----- Data
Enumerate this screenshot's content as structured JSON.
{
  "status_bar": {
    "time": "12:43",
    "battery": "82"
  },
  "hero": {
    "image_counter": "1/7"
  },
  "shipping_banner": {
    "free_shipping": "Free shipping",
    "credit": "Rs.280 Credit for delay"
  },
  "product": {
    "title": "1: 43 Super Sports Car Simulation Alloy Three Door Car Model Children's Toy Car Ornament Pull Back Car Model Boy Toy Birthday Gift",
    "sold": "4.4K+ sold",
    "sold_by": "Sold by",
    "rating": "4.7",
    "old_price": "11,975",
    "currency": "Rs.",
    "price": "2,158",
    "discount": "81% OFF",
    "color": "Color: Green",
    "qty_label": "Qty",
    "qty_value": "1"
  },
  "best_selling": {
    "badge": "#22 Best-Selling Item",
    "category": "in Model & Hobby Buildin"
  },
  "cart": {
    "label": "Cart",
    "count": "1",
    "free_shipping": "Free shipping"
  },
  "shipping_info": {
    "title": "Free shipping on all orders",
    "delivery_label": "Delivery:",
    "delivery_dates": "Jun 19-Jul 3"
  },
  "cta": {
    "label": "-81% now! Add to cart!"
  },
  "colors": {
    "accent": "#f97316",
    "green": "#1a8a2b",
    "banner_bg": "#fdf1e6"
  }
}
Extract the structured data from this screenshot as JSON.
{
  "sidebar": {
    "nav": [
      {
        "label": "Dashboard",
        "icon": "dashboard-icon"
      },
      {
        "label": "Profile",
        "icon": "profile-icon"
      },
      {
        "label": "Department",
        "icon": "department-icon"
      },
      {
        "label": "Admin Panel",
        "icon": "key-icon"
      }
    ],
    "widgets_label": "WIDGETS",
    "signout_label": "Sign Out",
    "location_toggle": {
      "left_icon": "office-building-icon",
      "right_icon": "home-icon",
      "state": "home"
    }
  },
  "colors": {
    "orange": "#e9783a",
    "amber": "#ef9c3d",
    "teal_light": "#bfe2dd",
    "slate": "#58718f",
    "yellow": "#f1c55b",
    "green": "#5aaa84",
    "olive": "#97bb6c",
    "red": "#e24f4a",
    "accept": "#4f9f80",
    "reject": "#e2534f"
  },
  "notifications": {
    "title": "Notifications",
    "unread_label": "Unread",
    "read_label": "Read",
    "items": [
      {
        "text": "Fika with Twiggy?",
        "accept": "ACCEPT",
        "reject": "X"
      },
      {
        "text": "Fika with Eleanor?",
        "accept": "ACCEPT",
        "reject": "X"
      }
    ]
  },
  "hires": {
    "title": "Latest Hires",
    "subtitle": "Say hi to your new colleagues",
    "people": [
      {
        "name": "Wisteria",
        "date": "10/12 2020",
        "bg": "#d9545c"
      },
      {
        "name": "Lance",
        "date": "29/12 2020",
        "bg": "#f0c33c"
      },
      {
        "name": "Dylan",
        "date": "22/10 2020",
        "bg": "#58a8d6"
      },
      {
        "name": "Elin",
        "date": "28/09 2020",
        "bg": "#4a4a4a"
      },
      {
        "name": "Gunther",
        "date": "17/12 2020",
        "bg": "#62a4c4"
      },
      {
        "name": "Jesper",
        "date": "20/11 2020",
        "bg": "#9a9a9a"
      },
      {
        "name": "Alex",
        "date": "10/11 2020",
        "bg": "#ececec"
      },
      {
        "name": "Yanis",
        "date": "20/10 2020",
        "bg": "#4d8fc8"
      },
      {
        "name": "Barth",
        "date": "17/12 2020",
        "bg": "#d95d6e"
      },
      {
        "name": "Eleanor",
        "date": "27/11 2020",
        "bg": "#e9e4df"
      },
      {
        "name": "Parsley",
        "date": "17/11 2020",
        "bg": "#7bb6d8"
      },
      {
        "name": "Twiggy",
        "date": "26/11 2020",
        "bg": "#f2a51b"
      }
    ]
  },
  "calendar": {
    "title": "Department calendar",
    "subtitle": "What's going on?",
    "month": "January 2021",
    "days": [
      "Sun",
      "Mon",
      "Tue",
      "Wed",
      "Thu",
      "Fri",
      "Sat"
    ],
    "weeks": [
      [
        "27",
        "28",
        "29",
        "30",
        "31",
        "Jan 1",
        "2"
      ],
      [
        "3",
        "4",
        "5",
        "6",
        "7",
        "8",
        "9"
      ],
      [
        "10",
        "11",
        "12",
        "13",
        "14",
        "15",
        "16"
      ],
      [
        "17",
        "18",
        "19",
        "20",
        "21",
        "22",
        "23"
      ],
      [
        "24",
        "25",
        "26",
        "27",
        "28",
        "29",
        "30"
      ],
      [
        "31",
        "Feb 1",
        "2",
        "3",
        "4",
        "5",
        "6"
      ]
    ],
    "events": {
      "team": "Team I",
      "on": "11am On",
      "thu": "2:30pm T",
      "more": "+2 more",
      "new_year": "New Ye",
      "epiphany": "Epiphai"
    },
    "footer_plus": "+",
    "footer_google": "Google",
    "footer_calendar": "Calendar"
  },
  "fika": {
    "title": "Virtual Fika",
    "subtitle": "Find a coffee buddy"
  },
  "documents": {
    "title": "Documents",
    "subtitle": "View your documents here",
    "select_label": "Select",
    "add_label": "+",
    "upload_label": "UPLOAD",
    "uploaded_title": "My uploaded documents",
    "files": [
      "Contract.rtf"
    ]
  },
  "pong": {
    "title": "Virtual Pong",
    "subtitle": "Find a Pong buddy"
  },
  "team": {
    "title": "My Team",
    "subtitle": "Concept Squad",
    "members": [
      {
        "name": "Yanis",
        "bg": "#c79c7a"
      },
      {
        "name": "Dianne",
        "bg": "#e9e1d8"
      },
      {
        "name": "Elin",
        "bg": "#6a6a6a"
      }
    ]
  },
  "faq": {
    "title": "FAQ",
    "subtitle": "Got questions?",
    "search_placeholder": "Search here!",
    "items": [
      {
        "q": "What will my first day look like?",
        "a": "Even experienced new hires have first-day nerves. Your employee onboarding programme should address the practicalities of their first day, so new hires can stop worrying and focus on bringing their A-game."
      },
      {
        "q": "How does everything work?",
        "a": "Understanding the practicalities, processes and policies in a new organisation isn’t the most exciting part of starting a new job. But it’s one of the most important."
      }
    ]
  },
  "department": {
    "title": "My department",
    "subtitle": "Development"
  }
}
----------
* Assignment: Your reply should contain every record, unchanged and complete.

* Result:
Enumerate this screenshot's content as structured JSON.
{
  "status_bar": {
    "time": "12:43",
    "battery": "82"
  },
  "hero": {
    "image_counter": "1/7"
  },
  "shipping_banner": {
    "free_shipping": "Free shipping",
    "credit": "Rs.280 Credit for delay"
  },
  "product": {
    "title": "1: 43 Super Sports Car Simulation Alloy Three Door Car Model Children's Toy Car Ornament Pull Back Car Model Boy Toy Birthday Gift",
    "sold": "4.4K+ sold",
    "sold_by": "Sold by",
    "rating": "4.7",
    "old_price": "11,975",
    "currency": "Rs.",
    "price": "2,158",
    "discount": "81% OFF",
    "color": "Color: Green",
    "qty_label": "Qty",
    "qty_value": "1"
  },
  "best_selling": {
    "badge": "#22 Best-Selling Item",
    "category": "in Model & Hobby Buildin"
  },
  "cart": {
    "label": "Cart",
    "count": "1",
    "free_shipping": "Free shipping"
  },
  "shipping_info": {
    "title": "Free shipping on all orders",
    "delivery_label": "Delivery:",
    "delivery_dates": "Jun 19-Jul 3"
  },
  "cta": {
    "label": "-81% now! Add to cart!"
  },
  "colors": {
    "accent": "#f97316",
    "green": "#1a8a2b",
    "banner_bg": "#fdf1e6"
  }
}
Extract the structured data from this screenshot as JSON.
{
  "sidebar": {
    "nav": [
      {
        "label": "Dashboard",
        "icon": "dashboard-icon"
      },
      {
        "label": "Profile",
        "icon": "profile-icon"
      },
      {
        "label": "Department",
        "icon": "department-icon"
      },
      {
        "label": "Admin Panel",
        "icon": "key-icon"
      }
    ],
    "widgets_label": "WIDGETS",
    "signout_label": "Sign Out",
    "location_toggle": {
      "left_icon": "office-building-icon",
      "right_icon": "home-icon",
      "state": "home"
    }
  },
  "colors": {
    "orange": "#e9783a",
    "amber": "#ef9c3d",
    "teal_light": "#bfe2dd",
    "slate": "#58718f",
    "yellow": "#f1c55b",
    "green": "#5aaa84",
    "olive": "#97bb6c",
    "red": "#e24f4a",
    "accept": "#4f9f80",
    "reject": "#e2534f"
  },
  "notifications": {
    "title": "Notifications",
    "unread_label": "Unread",
    "read_label": "Read",
    "items": [
      {
        "text": "Fika with Twiggy?",
        "accept": "ACCEPT",
        "reject": "X"
      },
      {
        "text": "Fika with Eleanor?",
        "accept": "ACCEPT",
        "reject": "X"
      }
    ]
  },
  "hires": {
    "title": "Latest Hires",
    "subtitle": "Say hi to your new colleagues",
    "people": [
      {
        "name": "Wisteria",
        "date": "10/12 2020",
        "bg": "#d9545c"
      },
      {
        "name": "Lance",
        "date": "29/12 2020",
        "bg": "#f0c33c"
      },
      {
        "name": "Dylan",
        "date": "22/10 2020",
        "bg": "#58a8d6"
      },
      {
        "name": "Elin",
        "date": "28/09 2020",
        "bg": "#4a4a4a"
      },
      {
        "name": "Gunther",
        "date": "17/12 2020",
        "bg": "#62a4c4"
      },
      {
        "name": "Jesper",
        "date": "20/11 2020",
        "bg": "#9a9a9a"
      },
      {
        "name": "Alex",
        "date": "10/11 2020",
        "bg": "#ececec"
      },
      {
        "name": "Yanis",
        "date": "20/10 2020",
        "bg": "#4d8fc8"
      },
      {
        "name": "Barth",
        "date": "17/12 2020",
        "bg": "#d95d6e"
      },
      {
        "name": "Eleanor",
        "date": "27/11 2020",
        "bg": "#e9e4df"
      },
      {
        "name": "Parsley",
        "date": "17/11 2020",
        "bg": "#7bb6d8"
      },
      {
        "name": "Twiggy",
        "date": "26/11 2020",
        "bg": "#f2a51b"
      }
    ]
  },
  "calendar": {
    "title": "Department calendar",
    "subtitle": "What's going on?",
    "month": "January 2021",
    "days": [
      "Sun",
      "Mon",
      "Tue",
      "Wed",
      "Thu",
      "Fri",
      "Sat"
    ],
    "weeks": [
      [
        "27",
        "28",
        "29",
        "30",
        "31",
        "Jan 1",
        "2"
      ],
      [
        "3",
        "4",
        "5",
        "6",
        "7",
        "8",
        "9"
      ],
      [
        "10",
        "11",
        "12",
        "13",
        "14",
        "15",
        "16"
      ],
      [
        "17",
        "18",
        "19",
        "20",
        "21",
        "22",
        "23"
      ],
      [
        "24",
        "25",
        "26",
        "27",
        "28",
        "29",
        "30"
      ],
      [
        "31",
        "Feb 1",
        "2",
        "3",
        "4",
        "5",
        "6"
      ]
    ],
    "events": {
      "team": "Team I",
      "on": "11am On",
      "thu": "2:30pm T",
      "more": "+2 more",
      "new_year": "New Ye",
      "epiphany": "Epiphai"
    },
    "footer_plus": "+",
    "footer_google": "Google",
    "footer_calendar": "Calendar"
  },
  "fika": {
    "title": "Virtual Fika",
    "subtitle": "Find a coffee buddy"
  },
  "documents": {
    "title": "Documents",
    "subtitle": "View your documents here",
    "select_label": "Select",
    "add_label": "+",
    "upload_label": "UPLOAD",
    "uploaded_title": "My uploaded documents",
    "files": [
      "Contract.rtf"
    ]
  },
  "pong": {
    "title": "Virtual Pong",
    "subtitle": "Find a Pong buddy"
  },
  "team": {
    "title": "My Team",
    "subtitle": "Concept Squad",
    "members": [
      {
        "name": "Yanis",
        "bg": "#c79c7a"
      },
      {
        "name": "Dianne",
        "bg": "#e9e1d8"
      },
      {
        "name": "Elin",
        "bg": "#6a6a6a"
      }
    ]
  },
  "faq": {
    "title": "FAQ",
    "subtitle": "Got questions?",
    "search_placeholder": "Search here!",
    "items": [
      {
        "q": "What will my first day look like?",
        "a": "Even experienced new hires have first-day nerves. Your employee onboarding programme should address the practicalities of their first day, so new hires can stop worrying and focus on bringing their A-game."
      },
      {
        "q": "How does everything work?",
        "a": "Understanding the practicalities, processes and policies in a new organisation isn’t the most exciting part of starting a new job. But it’s one of the most important."
      }
    ]
  },
  "department": {
    "title": "My department",
    "subtitle": "Development"
  }
}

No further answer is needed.